One aspect that made the whole thing feel a little bit more like the before times that we all want back was that Baker brought an honest-to-god opener, Mini Trees, who charmed the chat with their touching indie-pop. Admittedly, the chat was very much up for being charmed, full of Baker super-fans gushing over her and each other. An unheralded aspect of livestreams is the chat function, where you can not only connect with people around the world, but also talk about the music being played while not talking over the band (or shout against the volume). Consistently chat rooms have been wells of positivity, because these are the people who paid to see the show, not the drive-by trolls of social media. The chat even opened up a half-hour before the show was to start, so people could shout out their hometowns, even ask, “Are my fellow lesbians here?!?” (yes, there were a bunch there…)
Of course, most livestreams lack any live audience (and this performance was actually pre-recorded), so Baker herself couldn’t joke with the crowd, and like many livestream players these days, definitely felt a little awkward with the whole thing (“Hello… stream?…”). Indeed, she introduced her band way early (forgetting to tune while she did), as it was kind of the only thing she could talk about, with Calvin Lauber on bass, Mariah Schneider guitar, Matthew Gene Gilliam drums, and Noah Forbes keys.

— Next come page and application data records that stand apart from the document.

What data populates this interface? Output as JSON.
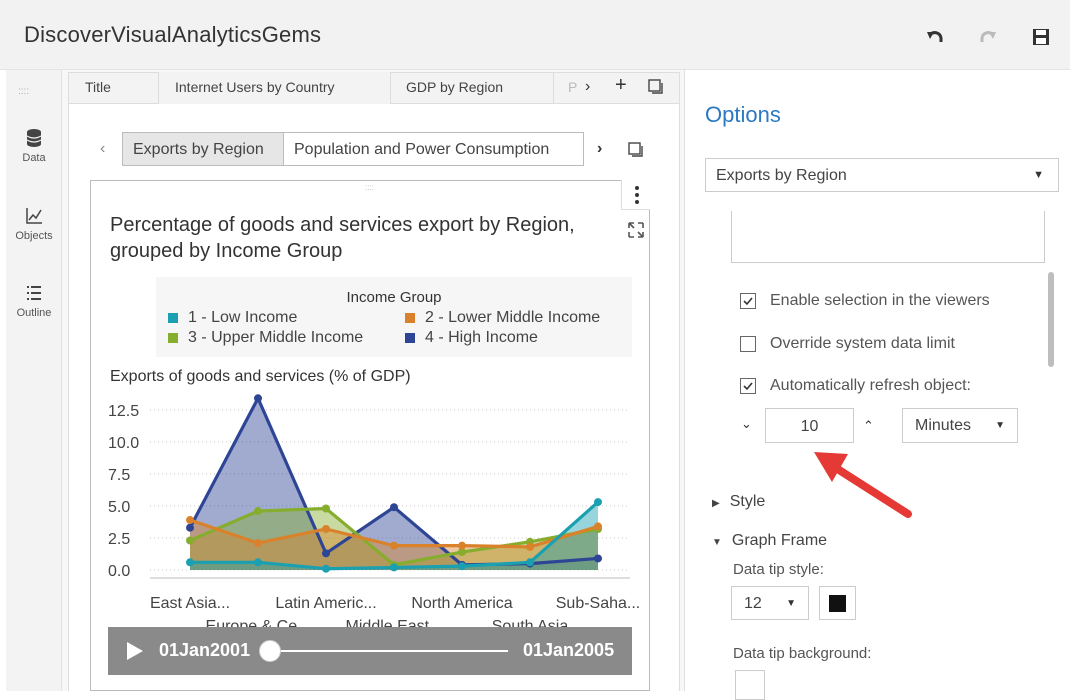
{
  "app": {
    "title": "DiscoverVisualAnalyticsGems"
  },
  "rail": {
    "data_label": "Data",
    "objects_label": "Objects",
    "outline_label": "Outline"
  },
  "top_tabs": [
    "Title",
    "Internet Users by Country",
    "GDP by Region",
    "P"
  ],
  "sub_tabs": [
    "Exports by Region",
    "Population and Power Consumption"
  ],
  "report": {
    "title": "Percentage of goods and services export by Region, grouped by Income Group",
    "legend_title": "Income Group",
    "legend": [
      {
        "label": "1 - Low Income",
        "color": "#1aa0b0"
      },
      {
        "label": "2 - Lower Middle Income",
        "color": "#d9822b"
      },
      {
        "label": "3 - Upper Middle Income",
        "color": "#86ad2e"
      },
      {
        "label": "4 - High Income",
        "color": "#2e4596"
      }
    ],
    "ylabel": "Exports of goods and services (% of GDP)"
  },
  "chart_data": {
    "type": "area",
    "title": "Percentage of goods and services export by Region, grouped by Income Group",
    "ylabel": "Exports of goods and services (% of GDP)",
    "ylim": [
      0,
      13.5
    ],
    "yticks": [
      "12.5",
      "10.0",
      "7.5",
      "5.0",
      "2.5",
      "0.0"
    ],
    "categories": [
      "East Asia...",
      "Europe & Ce...",
      "Latin Americ...",
      "Middle East...",
      "North America",
      "South Asia",
      "Sub-Saha..."
    ],
    "categories_note": "",
    "series": [
      {
        "name": "1 - Low Income",
        "color": "#1aa0b0",
        "values": [
          0.6,
          0.6,
          0.1,
          0.2,
          0.3,
          0.6,
          5.3
        ]
      },
      {
        "name": "2 - Lower Middle Income",
        "color": "#d9822b",
        "values": [
          3.9,
          2.1,
          3.2,
          1.9,
          1.9,
          1.8,
          3.4
        ]
      },
      {
        "name": "3 - Upper Middle Income",
        "color": "#86ad2e",
        "values": [
          2.3,
          4.6,
          4.8,
          0.4,
          1.4,
          2.2,
          3.2
        ]
      },
      {
        "name": "4 - High Income",
        "color": "#2e4596",
        "values": [
          3.3,
          13.4,
          1.3,
          4.9,
          0.4,
          0.5,
          0.9
        ]
      }
    ],
    "grid": true
  },
  "player": {
    "start": "01Jan2001",
    "end": "01Jan2005"
  },
  "options": {
    "title": "Options",
    "object_select": "Exports by Region",
    "enable_selection": "Enable selection in the viewers",
    "override_limit": "Override system data limit",
    "auto_refresh": "Automatically refresh object:",
    "refresh_value": "10",
    "refresh_unit": "Minutes",
    "style_section": "Style",
    "graph_frame_section": "Graph Frame",
    "data_tip_style_label": "Data tip style:",
    "data_tip_font_size": "12",
    "data_tip_background_label": "Data tip background:"
  }
}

But all awkwardness that didn’t show in her powerful songs. Showcasing Oblivions, Baker opened on keyboard with a bigger live version of the resigned “Faith Healer” (QRO review), before picking up her guitar for the more conversational “Heatwave”. Songs like “Faith Healer” and fellow single “Favor” (QRO review) grew from their softer album deliveries into epic calls live. Even quieter pieces such as “Relative Fiction” and “Highlight Reel” had bigger moments – indeed, pretty much every number had a giant moment where the chat would go nuts.
The set also included two songs not from Oblivions, playing back-to-back “Turn Out the Lights” (off the 2017 LP of the same name) and 2019 non-album single “Tokyo”. Yes, there were jokes about the latter vs. Bridgers’ “Kyoto” (including demanding Dacus write “Osaka” or something…). “Lights” had its own quiet intimacy into epic call, as did “Tokyo”, with particularly excited chat fans getting to hear the unexpected.
There was a significant “mood shift,” as Baker herself described it, when she went solo on the piano for the heartbreaking “Song In E” (“That’s what it was called in my voice memos, and I couldn’t come up with a better name for it…”). The searing emotion of “Hardline” (QRO review) had the chat demanding that people write “JUMP” at the breakdowns, and then “Ziptie” closed the performance out by mixing stark, stripped emotion and full-on long-hair head-bang.
Fingers are still crossed that live music will be coming back to the people this fall, maybe even outdoors this summer. Until then, our COVID era breakout musicians can showcase just why they broke out, just why you can’t wait to see them live, on your own screen.